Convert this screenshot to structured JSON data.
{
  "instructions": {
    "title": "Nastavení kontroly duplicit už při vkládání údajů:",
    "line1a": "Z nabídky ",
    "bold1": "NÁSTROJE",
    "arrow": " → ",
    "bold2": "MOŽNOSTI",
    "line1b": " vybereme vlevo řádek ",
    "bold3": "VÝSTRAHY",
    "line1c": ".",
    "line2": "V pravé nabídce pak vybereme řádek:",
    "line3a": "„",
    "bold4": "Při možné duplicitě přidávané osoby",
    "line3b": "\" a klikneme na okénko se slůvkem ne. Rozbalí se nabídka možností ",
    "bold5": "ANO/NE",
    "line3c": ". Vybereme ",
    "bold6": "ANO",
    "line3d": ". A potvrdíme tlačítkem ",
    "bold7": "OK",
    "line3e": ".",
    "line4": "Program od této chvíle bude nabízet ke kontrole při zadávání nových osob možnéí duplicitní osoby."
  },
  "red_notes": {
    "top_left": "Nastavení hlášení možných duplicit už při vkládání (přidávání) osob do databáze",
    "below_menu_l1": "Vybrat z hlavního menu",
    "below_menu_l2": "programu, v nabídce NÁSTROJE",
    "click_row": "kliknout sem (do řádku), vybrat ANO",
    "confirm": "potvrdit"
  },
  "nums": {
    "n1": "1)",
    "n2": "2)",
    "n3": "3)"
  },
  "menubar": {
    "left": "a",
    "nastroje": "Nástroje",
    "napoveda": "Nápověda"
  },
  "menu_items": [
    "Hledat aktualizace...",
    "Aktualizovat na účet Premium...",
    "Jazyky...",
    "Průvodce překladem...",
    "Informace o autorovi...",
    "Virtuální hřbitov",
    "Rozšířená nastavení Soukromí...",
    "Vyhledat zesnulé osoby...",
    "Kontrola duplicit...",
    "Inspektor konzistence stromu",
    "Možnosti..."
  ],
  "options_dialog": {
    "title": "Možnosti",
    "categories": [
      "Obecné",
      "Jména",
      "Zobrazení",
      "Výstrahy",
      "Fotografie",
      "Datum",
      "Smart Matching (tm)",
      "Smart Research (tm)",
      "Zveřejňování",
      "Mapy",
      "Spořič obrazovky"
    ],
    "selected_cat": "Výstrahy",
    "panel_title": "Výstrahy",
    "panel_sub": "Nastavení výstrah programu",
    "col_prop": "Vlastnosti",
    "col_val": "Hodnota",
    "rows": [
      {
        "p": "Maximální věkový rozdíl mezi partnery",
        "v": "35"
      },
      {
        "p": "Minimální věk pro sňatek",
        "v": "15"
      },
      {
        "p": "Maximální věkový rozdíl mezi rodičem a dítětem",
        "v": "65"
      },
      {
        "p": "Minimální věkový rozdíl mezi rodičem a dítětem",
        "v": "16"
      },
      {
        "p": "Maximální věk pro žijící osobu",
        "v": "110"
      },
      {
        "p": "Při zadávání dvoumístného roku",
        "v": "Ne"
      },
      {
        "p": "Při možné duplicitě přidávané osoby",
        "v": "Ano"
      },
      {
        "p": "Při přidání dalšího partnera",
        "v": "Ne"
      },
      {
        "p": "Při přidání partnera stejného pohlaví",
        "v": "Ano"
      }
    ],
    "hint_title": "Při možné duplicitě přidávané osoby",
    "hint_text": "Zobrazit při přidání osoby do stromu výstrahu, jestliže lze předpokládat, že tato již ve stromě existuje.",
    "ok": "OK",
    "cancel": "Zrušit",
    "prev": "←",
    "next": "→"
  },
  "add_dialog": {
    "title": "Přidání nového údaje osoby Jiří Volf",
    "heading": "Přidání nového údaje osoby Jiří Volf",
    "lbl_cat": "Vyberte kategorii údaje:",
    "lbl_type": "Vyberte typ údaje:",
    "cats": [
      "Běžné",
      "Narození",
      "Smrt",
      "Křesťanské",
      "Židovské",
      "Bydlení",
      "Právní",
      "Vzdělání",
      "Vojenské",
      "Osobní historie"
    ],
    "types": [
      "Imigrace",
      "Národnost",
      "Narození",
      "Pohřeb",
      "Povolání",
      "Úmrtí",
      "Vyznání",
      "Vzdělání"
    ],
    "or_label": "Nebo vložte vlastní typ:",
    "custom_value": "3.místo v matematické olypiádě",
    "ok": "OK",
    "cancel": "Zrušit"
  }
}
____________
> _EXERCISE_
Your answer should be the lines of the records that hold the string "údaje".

> _OUTPUT FOR THIS TASK_
    "title": "Přidání nového údaje osoby Jiří Volf",
    "heading": "Přidání nového údaje osoby Jiří Volf",
    "lbl_cat": "Vyberte kategorii údaje:",
    "lbl_type": "Vyberte typ údaje:",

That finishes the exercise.